Richard Morgan

Uncharacteristic Croatia must tighten up

For a nation that consistently punches above its weight at the World Cup, Croatia have a surprisingly mediocre record at the Euros, only reaching the quarter-finals - and no further - twice in six attempts.

Being drawn in a group with Spain and Italy did nothing to increase the chances of Croatia finally reaching the final four - and nor did their first outing in Germany.

Zlatko Dalic's side worked their way back into the game after a passive start, but they were blown away in a 13-minute spell before half-time.
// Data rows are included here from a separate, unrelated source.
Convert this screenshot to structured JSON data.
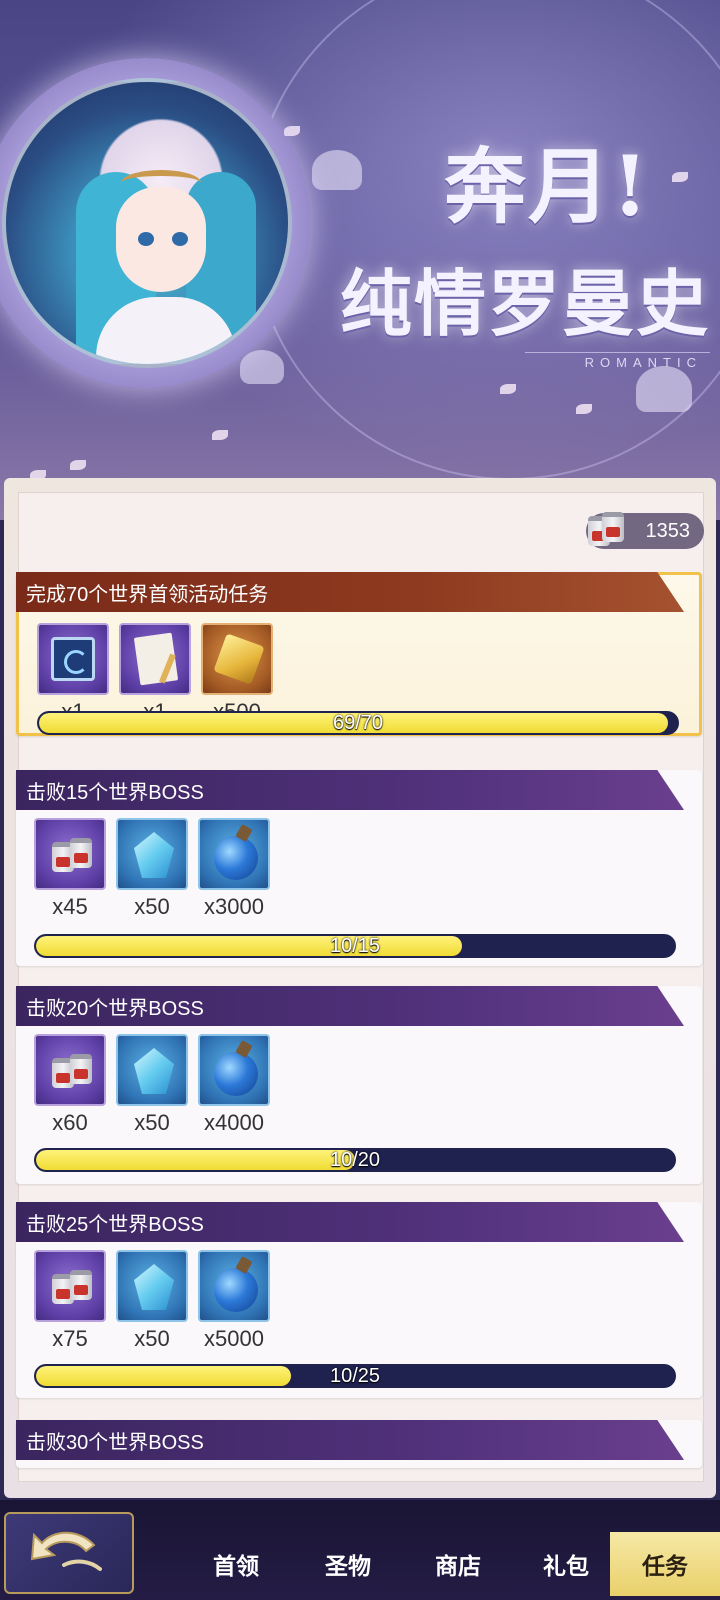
{
  "banner": {
    "title_line1": "奔月!",
    "title_line2": "纯情罗曼史",
    "subtitle": "ROMANTIC"
  },
  "currency": {
    "icon": "can-bundle-icon",
    "amount": "1353"
  },
  "tasks": [
    {
      "title": "完成70个世界首领活动任务",
      "highlight": true,
      "rewards": [
        {
          "icon": "map-icon",
          "qty": "x1"
        },
        {
          "icon": "letter-icon",
          "qty": "x1"
        },
        {
          "icon": "gold-gem-icon",
          "qty": "x500"
        }
      ],
      "progress_text": "69/70",
      "progress": 0.986
    },
    {
      "title": "击败15个世界BOSS",
      "rewards": [
        {
          "icon": "can-bundle-icon",
          "qty": "x45"
        },
        {
          "icon": "blue-crystal-icon",
          "qty": "x50"
        },
        {
          "icon": "potion-icon",
          "qty": "x3000"
        }
      ],
      "progress_text": "10/15",
      "progress": 0.667
    },
    {
      "title": "击败20个世界BOSS",
      "rewards": [
        {
          "icon": "can-bundle-icon",
          "qty": "x60"
        },
        {
          "icon": "blue-crystal-icon",
          "qty": "x50"
        },
        {
          "icon": "potion-icon",
          "qty": "x4000"
        }
      ],
      "progress_text": "10/20",
      "progress": 0.5
    },
    {
      "title": "击败25个世界BOSS",
      "rewards": [
        {
          "icon": "can-bundle-icon",
          "qty": "x75"
        },
        {
          "icon": "blue-crystal-icon",
          "qty": "x50"
        },
        {
          "icon": "potion-icon",
          "qty": "x5000"
        }
      ],
      "progress_text": "10/25",
      "progress": 0.4
    },
    {
      "title": "击败30个世界BOSS"
    }
  ],
  "nav": {
    "items": [
      {
        "label": "首领"
      },
      {
        "label": "圣物"
      },
      {
        "label": "商店"
      },
      {
        "label": "礼包"
      },
      {
        "label": "任务",
        "active": true
      }
    ]
  },
  "colors": {
    "progress_fill": "#f0dc34",
    "progress_track": "#1f214f",
    "header_purple": "#3b255f",
    "header_red": "#7a2a18",
    "highlight_border": "#f0c24a"
  }
}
Usually so robust, each of Spain's goals were aided by disorganised and weak Croatia defending.

Equally concerning for Dalic will be how little influence his fabled midfield was able to exert, with only Mateo Kovacic emerging from the contest with credit. At times, Luka Modric looked like the 38-year-old that he is.

Maybe that's because, unlike at Real Madrid, Modric was working with limited quality in front of him. Andrej Kramaric and Ante Budimir were anonymous, while Bruno Petkovic's penalty miss summed up his contribution.
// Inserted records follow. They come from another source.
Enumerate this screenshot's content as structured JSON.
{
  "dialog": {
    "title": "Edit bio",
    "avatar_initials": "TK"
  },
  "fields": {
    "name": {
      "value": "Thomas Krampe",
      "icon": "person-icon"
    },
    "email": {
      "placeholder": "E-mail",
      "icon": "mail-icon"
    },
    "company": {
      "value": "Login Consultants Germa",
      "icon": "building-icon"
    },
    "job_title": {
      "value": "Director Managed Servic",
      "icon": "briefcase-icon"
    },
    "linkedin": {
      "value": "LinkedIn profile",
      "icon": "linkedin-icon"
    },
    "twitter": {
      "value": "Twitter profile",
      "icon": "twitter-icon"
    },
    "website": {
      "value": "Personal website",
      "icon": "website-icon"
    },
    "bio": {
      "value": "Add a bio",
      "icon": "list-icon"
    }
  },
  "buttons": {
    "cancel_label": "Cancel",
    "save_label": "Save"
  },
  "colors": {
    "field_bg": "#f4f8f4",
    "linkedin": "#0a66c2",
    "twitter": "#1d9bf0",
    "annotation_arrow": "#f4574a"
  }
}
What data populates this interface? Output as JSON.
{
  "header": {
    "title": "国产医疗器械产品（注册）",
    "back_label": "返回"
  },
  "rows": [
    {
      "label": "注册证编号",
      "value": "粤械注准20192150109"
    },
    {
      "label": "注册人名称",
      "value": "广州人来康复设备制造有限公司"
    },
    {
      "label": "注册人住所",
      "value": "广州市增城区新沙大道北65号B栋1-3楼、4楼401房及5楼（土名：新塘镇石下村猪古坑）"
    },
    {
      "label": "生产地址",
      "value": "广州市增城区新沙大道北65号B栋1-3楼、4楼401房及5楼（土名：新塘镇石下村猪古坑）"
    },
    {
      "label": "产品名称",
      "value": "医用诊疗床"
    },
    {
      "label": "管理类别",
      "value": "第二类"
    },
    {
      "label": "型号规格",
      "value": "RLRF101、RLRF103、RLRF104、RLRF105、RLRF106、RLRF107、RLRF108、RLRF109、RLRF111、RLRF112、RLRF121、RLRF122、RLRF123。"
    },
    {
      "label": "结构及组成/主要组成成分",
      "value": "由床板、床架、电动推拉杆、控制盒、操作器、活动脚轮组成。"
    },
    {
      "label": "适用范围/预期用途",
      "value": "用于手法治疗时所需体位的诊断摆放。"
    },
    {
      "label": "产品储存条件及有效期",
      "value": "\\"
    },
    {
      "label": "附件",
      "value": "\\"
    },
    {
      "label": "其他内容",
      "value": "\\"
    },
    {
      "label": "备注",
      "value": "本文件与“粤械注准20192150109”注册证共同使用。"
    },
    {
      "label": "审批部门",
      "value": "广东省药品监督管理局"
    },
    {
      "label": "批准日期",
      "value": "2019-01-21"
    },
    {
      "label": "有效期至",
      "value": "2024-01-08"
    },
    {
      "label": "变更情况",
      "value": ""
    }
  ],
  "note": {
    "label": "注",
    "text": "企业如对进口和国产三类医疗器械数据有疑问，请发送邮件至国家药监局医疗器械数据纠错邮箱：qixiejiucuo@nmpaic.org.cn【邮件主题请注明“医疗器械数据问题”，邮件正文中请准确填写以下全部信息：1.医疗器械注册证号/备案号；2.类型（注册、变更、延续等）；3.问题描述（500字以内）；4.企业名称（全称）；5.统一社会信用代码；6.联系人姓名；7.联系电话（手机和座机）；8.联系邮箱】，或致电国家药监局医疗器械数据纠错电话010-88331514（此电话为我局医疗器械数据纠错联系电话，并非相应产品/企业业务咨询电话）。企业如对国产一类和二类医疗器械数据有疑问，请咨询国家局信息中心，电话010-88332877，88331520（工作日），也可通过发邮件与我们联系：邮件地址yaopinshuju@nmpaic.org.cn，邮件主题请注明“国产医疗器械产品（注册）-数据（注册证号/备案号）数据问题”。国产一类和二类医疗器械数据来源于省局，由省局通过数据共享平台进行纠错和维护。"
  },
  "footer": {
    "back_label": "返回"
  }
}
Fortunately for Croatia, they have what should be their easiest group game up next, facing Albania on Wednesday. The fact that only eight teams are eliminated at the group stage also works in their favour.

But Dalic's team need to tighten up defensively - and demand more from their forwards - if they are to be taken seriously at this tournament.
Joe Shread

Rank outsiders Albania will take confidence from historic night

Along with Georgia, Albania were priced as high as 800/1 to win Euro 2024 by some bookmakers. But for a few minutes of their opener against holders Italy, they could afford to dream.

Inter Milan left-back Federico Dimarco's shocking throw was seized upon by Nedim Bajrami, who could not believe his luck as he raced onto the loose ball and found the inside of Gianluigi Donnarumma's near post.

It was a gift, and one that had been finished off competently. Not only that, it was the fastest goal in the entirety of the European Championship's 66-year history.

Unperturbed, Italy turned the game in their favour with two goals in five minutes, but while the opening goal proved to be Albania's only shot on target all night, what they lacked in attack, they made up for in defence.

After Nicolo Barella's 16th-minute winner, the Italians managed only three more shots on target all night, only one of which came after the break.

The job was already done by that point, but Albania have shown they are not out in Germany - backed by thousands of fans, many donning the distinctive traditional qeleshe hats - to solely make up the numbers.
Dan Long